In case of C-90, all of the variables that are used in a program must be declared at the beginning of the program or at the beginning of block of statements in which they are to be defined. This condition is not present in C-99. In C-99, a variable may be declared anywhere in the program, but it should be declared and initialized, that is, a value should be assigned to it before it is actually used. However, all the compilers have not been upgraded to C-99, so if you are using an older version of a compiler, then all of the variable and constants have to be declared at the beginning of a program. Furthermore, any variable or constant must be initialized before it is used in the program, that is, a value should be assigned to it. Initialization is done by assigning a value at the time of declaration. Value may be assigned later in the program or during the execution of the program. The assignment operator (=) is used for the purpose as illustrated in the example below.
A number of variables of the same type may be declared in same line with type appearing only in the beginning as shown in the following example:
int n = 6, m =2, p;
p = m*n;
float x = 6.85;
char kh = 'D';
char Name [10) ;
Name = "Krishna";

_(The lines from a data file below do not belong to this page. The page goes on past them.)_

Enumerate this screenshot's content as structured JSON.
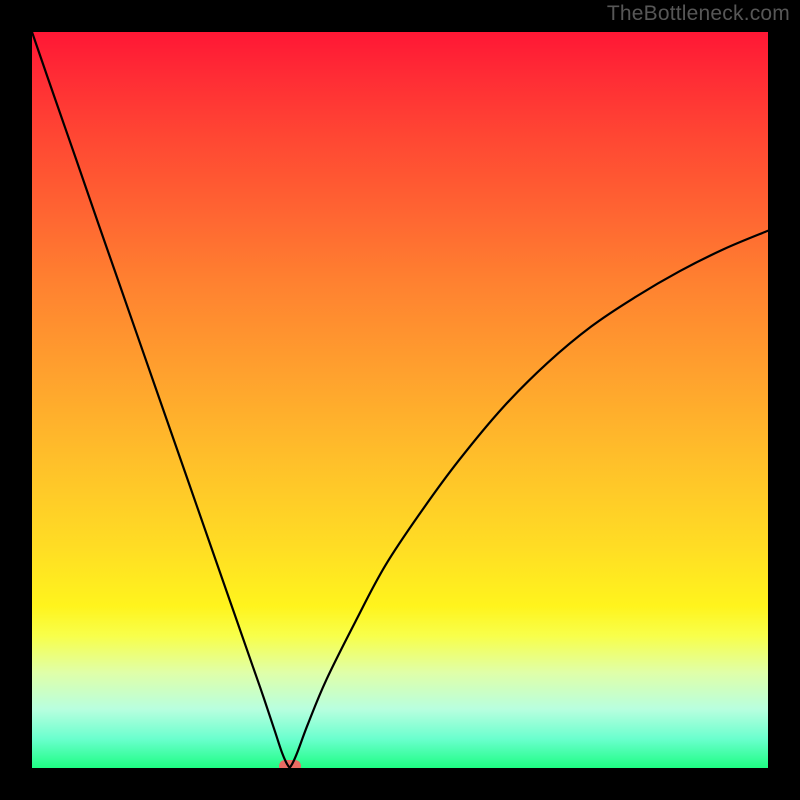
{
  "watermark": "TheBottleneck.com",
  "colors": {
    "curve_stroke": "#000000",
    "marker_fill": "#e96b63",
    "background": "#000000",
    "gradient_top": "#ff1735",
    "gradient_bottom": "#1efd83"
  },
  "chart_data": {
    "type": "line",
    "title": "",
    "xlabel": "",
    "ylabel": "",
    "xlim": [
      0,
      100
    ],
    "ylim": [
      0,
      100
    ],
    "legend": false,
    "grid": false,
    "annotations": [],
    "series": [
      {
        "name": "bottleneck-curve",
        "x": [
          0,
          3,
          6,
          9,
          12,
          15,
          18,
          21,
          24,
          27,
          30,
          31.5,
          33,
          34,
          34.8,
          35.2,
          36,
          37.5,
          40,
          44,
          48,
          53,
          58,
          64,
          70,
          76,
          82,
          88,
          94,
          100
        ],
        "y": [
          100,
          91.3,
          82.7,
          74.0,
          65.4,
          56.8,
          48.2,
          39.6,
          31.0,
          22.4,
          13.8,
          9.5,
          5.0,
          2.0,
          0.3,
          0.3,
          2.0,
          6.0,
          12.0,
          20.0,
          27.5,
          35.0,
          41.8,
          49.0,
          55.0,
          60.0,
          64.0,
          67.5,
          70.5,
          73.0
        ]
      }
    ],
    "marker": {
      "x": 35,
      "y": 0.3
    },
    "notes": "V-shaped bottleneck curve over vertical color gradient (red→yellow→green). Minimum near x≈35. No axis ticks or labels are shown; percentages are read relative to the plot box."
  }
}
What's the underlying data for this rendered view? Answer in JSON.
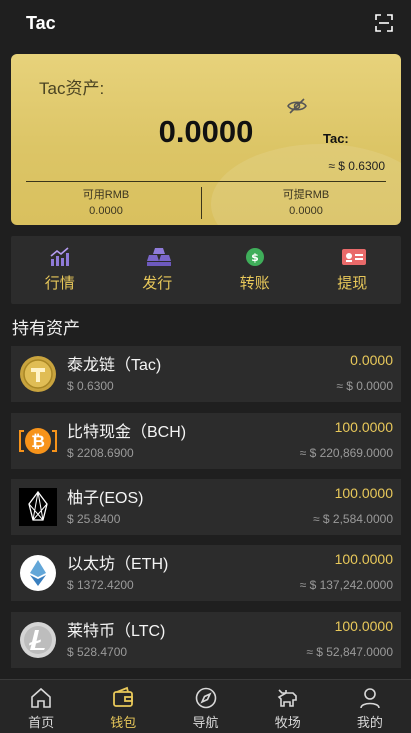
{
  "header": {
    "title": "Tac"
  },
  "card": {
    "asset_label": "Tac资产:",
    "balance": "0.0000",
    "tac_label": "Tac:",
    "tac_value": "≈ $ 0.6300",
    "available_rmb_label": "可用RMB",
    "available_rmb_value": "0.0000",
    "withdrawable_rmb_label": "可提RMB",
    "withdrawable_rmb_value": "0.0000"
  },
  "actions": [
    {
      "label": "行情",
      "icon": "chart-icon"
    },
    {
      "label": "发行",
      "icon": "gold-bars-icon"
    },
    {
      "label": "转账",
      "icon": "coin-transfer-icon"
    },
    {
      "label": "提现",
      "icon": "id-card-icon"
    }
  ],
  "section_title": "持有资产",
  "assets": [
    {
      "name": "泰龙链（Tac)",
      "price": "$ 0.6300",
      "amount": "0.0000",
      "value": "≈ $ 0.0000",
      "icon": "tac-coin-icon"
    },
    {
      "name": "比特现金（BCH)",
      "price": "$ 2208.6900",
      "amount": "100.0000",
      "value": "≈ $ 220,869.0000",
      "icon": "bitcoin-cash-icon"
    },
    {
      "name": "柚子(EOS)",
      "price": "$ 25.8400",
      "amount": "100.0000",
      "value": "≈ $ 2,584.0000",
      "icon": "eos-icon"
    },
    {
      "name": "以太坊（ETH)",
      "price": "$ 1372.4200",
      "amount": "100.0000",
      "value": "≈ $ 137,242.0000",
      "icon": "ethereum-icon"
    },
    {
      "name": "莱特币（LTC)",
      "price": "$ 528.4700",
      "amount": "100.0000",
      "value": "≈ $ 52,847.0000",
      "icon": "litecoin-icon"
    }
  ],
  "bottom_nav": [
    {
      "label": "首页",
      "icon": "home-icon",
      "active": false
    },
    {
      "label": "钱包",
      "icon": "wallet-icon",
      "active": true
    },
    {
      "label": "导航",
      "icon": "compass-icon",
      "active": false
    },
    {
      "label": "牧场",
      "icon": "cow-icon",
      "active": false
    },
    {
      "label": "我的",
      "icon": "user-icon",
      "active": false
    }
  ],
  "colors": {
    "accent": "#e8c85a",
    "card_gold": "#dcc566",
    "background": "#1f1f1f",
    "panel": "#2c2c2c"
  }
}
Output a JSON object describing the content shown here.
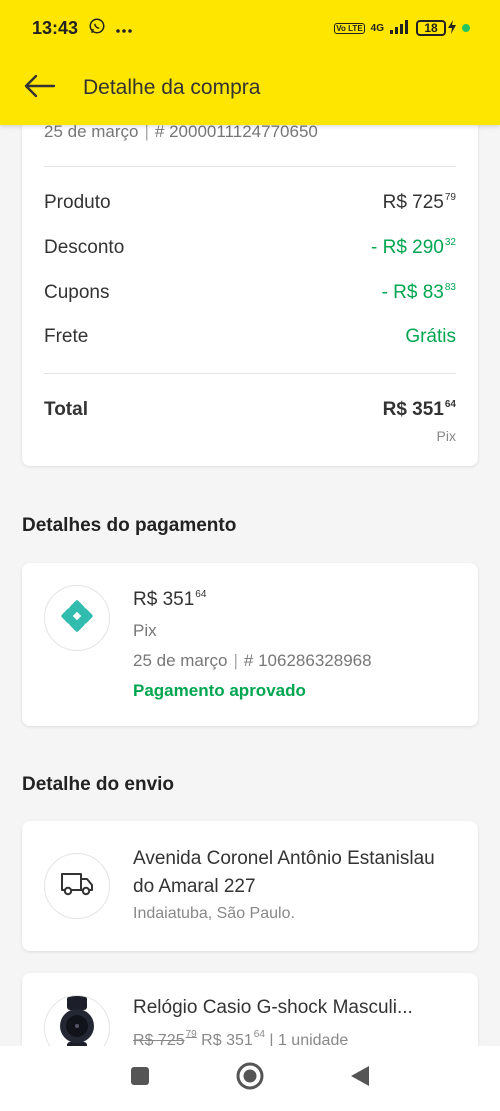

In the first line, three integer variables n, m, and p are declared. The variables n and m are initialized, while the variable p is assigned value equal to product of n and m in the next line. This would be executed when program runs. In the third line, a float variable x is declared and initialized with a value 6.85. In the fourth line, a variable of type char and with name kh is declared. It is initialized with value 'D'. Remember, whenever a value is assigned in terms of a character, it must be enclosed between single quotes (' '). Similarly, when a value is assigned in terms of a string of characters, as done in the last line above, the value must be enclosed between double quotes (" ").